‘CAMRA asked for something dark. We wanted to do something like a stout or a porter. This is a very simple beer without a lot of different ingredients so it should allow the taste of the coffee to come through.’
Once in the copper the beer is heated to boiling and the ‘bittering’ hops are added. One and a half hours later the brew is allowed to cool and the ‘aroma’ hops are added. Finally, when it has cooled to 21 degrees centigrade, it is transferred to the fermenter.
Fermentation starts quite slowly for the first 24 hours and builds to a peak after about 36. After about four days it is complete. It then takes a couple of days to clear at about three degrees and at this point it can be racked off into the casks where a secondary fermentation takes place, lasting about a week. Next it’s ready to be sent out – and drunk.
‘For the mild it can be sent out in two or three days,’ he said.
‘But for the stronger beers it’s best after about three weeks.’
So far, 21 pubs are taking Paul’s beer from time to time and it is regularly on offer in the Sulby Glen Hotel, the Railway at Union Mills and the Bay View at Port St Mary.

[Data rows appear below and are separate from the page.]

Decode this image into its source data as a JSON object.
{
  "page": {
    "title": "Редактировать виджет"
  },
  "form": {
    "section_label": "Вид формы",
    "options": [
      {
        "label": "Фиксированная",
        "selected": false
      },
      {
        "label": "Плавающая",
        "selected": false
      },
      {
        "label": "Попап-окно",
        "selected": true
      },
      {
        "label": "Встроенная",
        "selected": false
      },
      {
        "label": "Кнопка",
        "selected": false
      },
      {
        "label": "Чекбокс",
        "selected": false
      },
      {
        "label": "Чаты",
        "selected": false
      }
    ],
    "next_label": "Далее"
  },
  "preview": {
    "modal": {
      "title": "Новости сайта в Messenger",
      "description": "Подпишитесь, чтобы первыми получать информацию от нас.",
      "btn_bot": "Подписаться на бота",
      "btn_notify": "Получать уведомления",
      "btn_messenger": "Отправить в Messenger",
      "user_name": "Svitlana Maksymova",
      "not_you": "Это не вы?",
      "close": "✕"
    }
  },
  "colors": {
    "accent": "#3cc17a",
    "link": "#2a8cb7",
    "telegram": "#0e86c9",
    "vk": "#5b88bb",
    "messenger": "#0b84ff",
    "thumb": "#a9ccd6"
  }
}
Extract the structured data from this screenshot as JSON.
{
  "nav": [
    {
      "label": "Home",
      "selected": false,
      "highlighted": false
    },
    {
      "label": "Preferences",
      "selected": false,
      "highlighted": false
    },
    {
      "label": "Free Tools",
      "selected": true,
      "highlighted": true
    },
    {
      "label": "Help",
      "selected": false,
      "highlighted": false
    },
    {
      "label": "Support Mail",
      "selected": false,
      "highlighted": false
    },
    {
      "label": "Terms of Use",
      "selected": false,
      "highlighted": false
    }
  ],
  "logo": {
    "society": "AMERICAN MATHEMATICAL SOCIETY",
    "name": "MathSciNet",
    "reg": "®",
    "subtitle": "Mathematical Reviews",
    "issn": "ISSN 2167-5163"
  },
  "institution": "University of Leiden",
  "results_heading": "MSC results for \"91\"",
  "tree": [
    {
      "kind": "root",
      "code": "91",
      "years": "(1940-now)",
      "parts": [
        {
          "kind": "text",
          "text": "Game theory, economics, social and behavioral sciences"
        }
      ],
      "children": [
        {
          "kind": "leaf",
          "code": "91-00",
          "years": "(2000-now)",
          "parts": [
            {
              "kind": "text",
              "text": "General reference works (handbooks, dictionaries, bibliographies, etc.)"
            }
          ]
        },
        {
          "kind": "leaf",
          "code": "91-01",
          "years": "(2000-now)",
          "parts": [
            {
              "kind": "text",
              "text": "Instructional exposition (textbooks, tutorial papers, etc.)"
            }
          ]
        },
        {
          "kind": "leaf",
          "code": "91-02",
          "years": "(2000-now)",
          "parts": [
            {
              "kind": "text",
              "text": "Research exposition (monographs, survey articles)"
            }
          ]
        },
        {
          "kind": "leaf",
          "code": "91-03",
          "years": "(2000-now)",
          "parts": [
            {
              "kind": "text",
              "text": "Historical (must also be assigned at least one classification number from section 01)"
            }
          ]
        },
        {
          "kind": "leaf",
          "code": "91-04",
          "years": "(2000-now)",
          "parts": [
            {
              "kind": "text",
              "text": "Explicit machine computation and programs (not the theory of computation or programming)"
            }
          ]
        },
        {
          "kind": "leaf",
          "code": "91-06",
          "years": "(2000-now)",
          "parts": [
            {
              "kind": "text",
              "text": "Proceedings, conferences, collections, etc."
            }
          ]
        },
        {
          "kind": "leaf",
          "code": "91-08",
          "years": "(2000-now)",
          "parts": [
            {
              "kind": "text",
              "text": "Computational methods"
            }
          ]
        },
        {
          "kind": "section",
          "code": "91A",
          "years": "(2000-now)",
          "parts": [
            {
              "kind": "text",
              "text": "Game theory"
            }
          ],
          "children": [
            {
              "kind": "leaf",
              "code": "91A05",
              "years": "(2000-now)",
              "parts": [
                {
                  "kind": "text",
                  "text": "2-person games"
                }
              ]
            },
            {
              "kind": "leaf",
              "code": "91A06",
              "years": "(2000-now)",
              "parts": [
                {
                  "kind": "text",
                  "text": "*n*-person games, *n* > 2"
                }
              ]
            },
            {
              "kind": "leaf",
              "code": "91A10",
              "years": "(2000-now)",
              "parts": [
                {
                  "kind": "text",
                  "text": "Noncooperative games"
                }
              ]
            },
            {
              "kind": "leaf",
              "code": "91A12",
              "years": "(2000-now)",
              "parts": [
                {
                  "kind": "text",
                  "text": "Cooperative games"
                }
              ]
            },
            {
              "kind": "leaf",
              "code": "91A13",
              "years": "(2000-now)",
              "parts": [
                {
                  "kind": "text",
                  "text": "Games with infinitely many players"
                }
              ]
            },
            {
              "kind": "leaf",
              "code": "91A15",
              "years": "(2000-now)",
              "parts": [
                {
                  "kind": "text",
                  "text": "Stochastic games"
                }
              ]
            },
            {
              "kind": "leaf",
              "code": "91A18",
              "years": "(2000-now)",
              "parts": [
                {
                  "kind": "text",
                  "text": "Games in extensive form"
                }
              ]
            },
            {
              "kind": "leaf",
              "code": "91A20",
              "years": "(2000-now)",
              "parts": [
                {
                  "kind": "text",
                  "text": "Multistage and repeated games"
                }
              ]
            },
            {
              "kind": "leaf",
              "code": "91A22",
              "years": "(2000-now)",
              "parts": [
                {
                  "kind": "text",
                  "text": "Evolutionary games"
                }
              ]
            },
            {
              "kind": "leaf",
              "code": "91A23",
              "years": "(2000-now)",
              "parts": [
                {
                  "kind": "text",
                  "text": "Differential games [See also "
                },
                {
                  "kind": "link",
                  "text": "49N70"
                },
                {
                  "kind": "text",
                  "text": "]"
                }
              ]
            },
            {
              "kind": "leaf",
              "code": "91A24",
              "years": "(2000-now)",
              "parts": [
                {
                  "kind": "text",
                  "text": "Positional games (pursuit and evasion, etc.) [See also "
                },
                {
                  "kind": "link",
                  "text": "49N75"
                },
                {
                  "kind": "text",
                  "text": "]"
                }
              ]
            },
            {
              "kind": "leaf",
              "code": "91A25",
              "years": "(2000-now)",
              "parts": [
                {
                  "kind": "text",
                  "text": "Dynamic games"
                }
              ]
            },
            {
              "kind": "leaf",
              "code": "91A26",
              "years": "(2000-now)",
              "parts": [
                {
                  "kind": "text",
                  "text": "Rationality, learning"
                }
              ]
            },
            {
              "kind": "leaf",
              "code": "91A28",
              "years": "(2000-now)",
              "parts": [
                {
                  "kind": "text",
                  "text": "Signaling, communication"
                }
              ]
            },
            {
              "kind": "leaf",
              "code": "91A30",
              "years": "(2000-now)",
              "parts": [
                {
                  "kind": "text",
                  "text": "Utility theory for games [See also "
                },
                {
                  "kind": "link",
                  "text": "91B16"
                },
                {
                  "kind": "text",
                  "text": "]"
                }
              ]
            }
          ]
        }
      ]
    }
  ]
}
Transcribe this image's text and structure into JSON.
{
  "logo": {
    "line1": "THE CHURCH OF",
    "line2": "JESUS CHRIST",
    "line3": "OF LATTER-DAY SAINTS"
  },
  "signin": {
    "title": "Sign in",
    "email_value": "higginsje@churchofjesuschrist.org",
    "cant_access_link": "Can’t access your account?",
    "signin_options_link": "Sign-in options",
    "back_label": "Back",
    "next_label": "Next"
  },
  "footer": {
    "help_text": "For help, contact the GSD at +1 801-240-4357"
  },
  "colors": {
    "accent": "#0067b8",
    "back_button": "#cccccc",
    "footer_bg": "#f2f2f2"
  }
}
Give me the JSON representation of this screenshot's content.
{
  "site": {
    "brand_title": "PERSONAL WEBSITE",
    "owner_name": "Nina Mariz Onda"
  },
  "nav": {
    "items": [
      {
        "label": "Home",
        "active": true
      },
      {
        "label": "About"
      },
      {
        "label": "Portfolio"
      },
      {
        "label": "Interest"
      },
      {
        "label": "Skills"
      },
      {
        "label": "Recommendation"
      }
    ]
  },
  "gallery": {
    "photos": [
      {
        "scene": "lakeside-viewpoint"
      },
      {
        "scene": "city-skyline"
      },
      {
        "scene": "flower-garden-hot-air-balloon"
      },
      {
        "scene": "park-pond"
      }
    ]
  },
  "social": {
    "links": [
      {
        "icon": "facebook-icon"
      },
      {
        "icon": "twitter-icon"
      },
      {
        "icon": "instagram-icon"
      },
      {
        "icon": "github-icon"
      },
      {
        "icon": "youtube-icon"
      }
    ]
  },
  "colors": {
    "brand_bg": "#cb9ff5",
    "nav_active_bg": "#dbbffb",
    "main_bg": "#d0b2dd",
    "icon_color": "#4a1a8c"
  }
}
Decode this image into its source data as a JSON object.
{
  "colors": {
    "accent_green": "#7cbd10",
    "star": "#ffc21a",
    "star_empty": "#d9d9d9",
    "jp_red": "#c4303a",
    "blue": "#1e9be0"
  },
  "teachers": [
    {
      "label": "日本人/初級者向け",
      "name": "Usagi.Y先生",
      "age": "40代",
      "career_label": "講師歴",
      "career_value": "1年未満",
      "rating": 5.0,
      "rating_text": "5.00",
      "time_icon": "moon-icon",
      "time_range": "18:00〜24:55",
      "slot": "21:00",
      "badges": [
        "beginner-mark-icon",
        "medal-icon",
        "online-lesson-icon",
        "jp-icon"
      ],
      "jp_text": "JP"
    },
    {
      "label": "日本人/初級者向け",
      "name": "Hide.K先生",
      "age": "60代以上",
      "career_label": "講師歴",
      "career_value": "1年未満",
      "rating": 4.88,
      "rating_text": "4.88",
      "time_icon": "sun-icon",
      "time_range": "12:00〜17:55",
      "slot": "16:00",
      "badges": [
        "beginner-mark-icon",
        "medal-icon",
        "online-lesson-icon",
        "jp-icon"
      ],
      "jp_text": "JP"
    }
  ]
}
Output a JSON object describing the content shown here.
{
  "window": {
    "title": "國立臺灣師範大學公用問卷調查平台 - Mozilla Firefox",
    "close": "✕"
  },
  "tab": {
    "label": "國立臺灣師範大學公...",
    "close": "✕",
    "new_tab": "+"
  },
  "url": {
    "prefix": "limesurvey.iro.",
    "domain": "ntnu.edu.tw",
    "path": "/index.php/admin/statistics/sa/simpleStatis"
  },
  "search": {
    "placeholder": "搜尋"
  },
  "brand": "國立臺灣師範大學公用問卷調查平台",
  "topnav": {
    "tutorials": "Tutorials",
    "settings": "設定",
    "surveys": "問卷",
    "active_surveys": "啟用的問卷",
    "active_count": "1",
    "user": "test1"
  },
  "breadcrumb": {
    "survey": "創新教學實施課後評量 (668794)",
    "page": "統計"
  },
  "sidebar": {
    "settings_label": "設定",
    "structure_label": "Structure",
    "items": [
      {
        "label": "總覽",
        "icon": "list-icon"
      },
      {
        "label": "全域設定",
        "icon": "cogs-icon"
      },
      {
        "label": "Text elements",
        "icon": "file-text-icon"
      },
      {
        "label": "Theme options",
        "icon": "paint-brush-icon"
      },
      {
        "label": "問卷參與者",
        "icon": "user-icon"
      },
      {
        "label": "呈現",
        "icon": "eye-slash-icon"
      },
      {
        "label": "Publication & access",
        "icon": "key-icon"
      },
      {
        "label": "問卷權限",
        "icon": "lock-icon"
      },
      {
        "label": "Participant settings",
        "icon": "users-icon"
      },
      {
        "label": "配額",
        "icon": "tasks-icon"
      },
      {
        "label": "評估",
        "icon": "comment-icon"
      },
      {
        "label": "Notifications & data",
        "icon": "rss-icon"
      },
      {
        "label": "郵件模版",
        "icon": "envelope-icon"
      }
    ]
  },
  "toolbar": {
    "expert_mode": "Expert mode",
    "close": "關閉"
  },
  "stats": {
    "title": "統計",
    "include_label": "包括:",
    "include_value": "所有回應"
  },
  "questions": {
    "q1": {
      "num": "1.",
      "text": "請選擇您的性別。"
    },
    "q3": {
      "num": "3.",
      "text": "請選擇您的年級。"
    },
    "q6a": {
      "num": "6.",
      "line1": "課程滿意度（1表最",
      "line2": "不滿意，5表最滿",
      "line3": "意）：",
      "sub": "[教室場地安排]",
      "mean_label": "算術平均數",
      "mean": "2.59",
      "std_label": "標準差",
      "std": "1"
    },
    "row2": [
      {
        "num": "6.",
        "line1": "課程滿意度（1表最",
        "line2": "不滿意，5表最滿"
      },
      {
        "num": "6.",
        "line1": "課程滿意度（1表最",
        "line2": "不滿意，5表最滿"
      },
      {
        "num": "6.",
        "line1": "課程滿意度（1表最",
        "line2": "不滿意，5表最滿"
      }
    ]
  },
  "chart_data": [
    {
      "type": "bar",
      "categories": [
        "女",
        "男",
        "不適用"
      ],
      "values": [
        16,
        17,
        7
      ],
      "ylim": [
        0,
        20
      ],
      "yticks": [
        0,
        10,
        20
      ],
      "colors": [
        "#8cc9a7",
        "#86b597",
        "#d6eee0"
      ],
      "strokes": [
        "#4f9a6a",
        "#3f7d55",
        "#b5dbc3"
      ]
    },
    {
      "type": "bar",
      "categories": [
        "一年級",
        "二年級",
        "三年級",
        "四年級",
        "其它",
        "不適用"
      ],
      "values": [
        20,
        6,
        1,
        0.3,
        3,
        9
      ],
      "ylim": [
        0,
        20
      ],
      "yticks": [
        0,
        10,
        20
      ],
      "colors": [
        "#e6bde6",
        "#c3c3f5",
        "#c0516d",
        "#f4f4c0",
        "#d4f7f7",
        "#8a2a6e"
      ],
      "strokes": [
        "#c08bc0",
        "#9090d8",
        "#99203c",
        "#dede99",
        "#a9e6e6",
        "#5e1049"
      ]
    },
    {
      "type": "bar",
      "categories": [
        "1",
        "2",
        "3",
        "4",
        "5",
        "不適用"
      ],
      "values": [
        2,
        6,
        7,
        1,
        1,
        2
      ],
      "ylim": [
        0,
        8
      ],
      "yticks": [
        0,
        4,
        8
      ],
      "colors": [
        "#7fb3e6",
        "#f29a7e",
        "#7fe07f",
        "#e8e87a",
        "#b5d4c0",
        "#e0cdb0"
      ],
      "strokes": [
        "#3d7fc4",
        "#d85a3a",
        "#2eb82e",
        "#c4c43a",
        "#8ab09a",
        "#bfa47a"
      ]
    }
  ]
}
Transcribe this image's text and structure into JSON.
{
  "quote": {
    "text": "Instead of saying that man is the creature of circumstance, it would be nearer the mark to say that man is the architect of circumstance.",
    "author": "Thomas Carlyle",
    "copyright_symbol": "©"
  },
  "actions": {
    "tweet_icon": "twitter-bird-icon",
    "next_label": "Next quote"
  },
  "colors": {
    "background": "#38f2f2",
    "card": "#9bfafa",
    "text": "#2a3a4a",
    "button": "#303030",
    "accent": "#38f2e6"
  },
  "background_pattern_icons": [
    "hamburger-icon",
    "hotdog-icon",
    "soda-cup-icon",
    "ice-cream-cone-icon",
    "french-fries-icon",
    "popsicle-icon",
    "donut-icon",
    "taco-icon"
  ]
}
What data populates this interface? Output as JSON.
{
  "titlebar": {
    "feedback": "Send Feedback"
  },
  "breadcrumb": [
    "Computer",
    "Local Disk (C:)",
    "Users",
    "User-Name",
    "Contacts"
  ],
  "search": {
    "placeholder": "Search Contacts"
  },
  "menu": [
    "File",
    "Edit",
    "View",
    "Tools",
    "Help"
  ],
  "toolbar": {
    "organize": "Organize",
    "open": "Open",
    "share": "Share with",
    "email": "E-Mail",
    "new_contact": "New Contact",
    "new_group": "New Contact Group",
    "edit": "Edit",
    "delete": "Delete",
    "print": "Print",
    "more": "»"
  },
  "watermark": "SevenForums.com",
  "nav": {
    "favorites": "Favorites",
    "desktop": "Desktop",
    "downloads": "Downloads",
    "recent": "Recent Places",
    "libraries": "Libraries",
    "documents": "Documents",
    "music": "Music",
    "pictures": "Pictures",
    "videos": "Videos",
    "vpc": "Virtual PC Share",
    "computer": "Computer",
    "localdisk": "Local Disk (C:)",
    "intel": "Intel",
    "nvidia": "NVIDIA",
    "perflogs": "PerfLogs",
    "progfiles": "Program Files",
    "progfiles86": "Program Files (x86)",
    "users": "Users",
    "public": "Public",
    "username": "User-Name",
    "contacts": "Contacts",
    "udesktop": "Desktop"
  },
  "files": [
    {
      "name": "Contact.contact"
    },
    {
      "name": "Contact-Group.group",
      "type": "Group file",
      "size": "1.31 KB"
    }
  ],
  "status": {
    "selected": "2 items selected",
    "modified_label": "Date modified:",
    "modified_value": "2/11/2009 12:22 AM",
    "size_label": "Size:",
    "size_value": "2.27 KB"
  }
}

‘Bottling the beer and exporting it will help trade too because an inceasing number of people are drinking at home,’ he said.
In fact the very first batch of bottled beers will soon be brewed and bottled by the Doghouse and are to be available through the Wine Cellar in Douglas.
In addition to what has been officially named Manx Coffee Porter, the Doghouse has six other brews in its portfolio including a gold ale, a light and a dark India pale ale, a mild and a bitter.
Mild was recently dropped as a regular brew by the island’s biggest brewery, Okell’s, because demand was too low for it to be viable for them. But for a small volume producer like the Doghouse brewery it is still a worthwhile product.
For Paul, who lives in Kirk Michael, part of the pleasure of the job – apart from the end product – is experimenting and producing different ales, He’s recently enlisted the help of consultant Sean Franklin, formerly of Roosters Brewery in Knaresborough, to work on a pale beer for the next brew.
The Isle of Man’s second CAMRA real ale festival is on April 4 to 6 at the Masonic Hall in Douglas. It will feature well over 700 gallons of real ale in 100 different varieties – which is 50 per cent more than last year.
In addition to that there will be about 100 gallons of cider or perry not to mention fruit wines, musical entertainment and food.
Last year’s event, the first such festival in the Isle of Man became a victim of its own runaway success with queues of people waiting to get in and eventually running out of beer early on Saturday evening.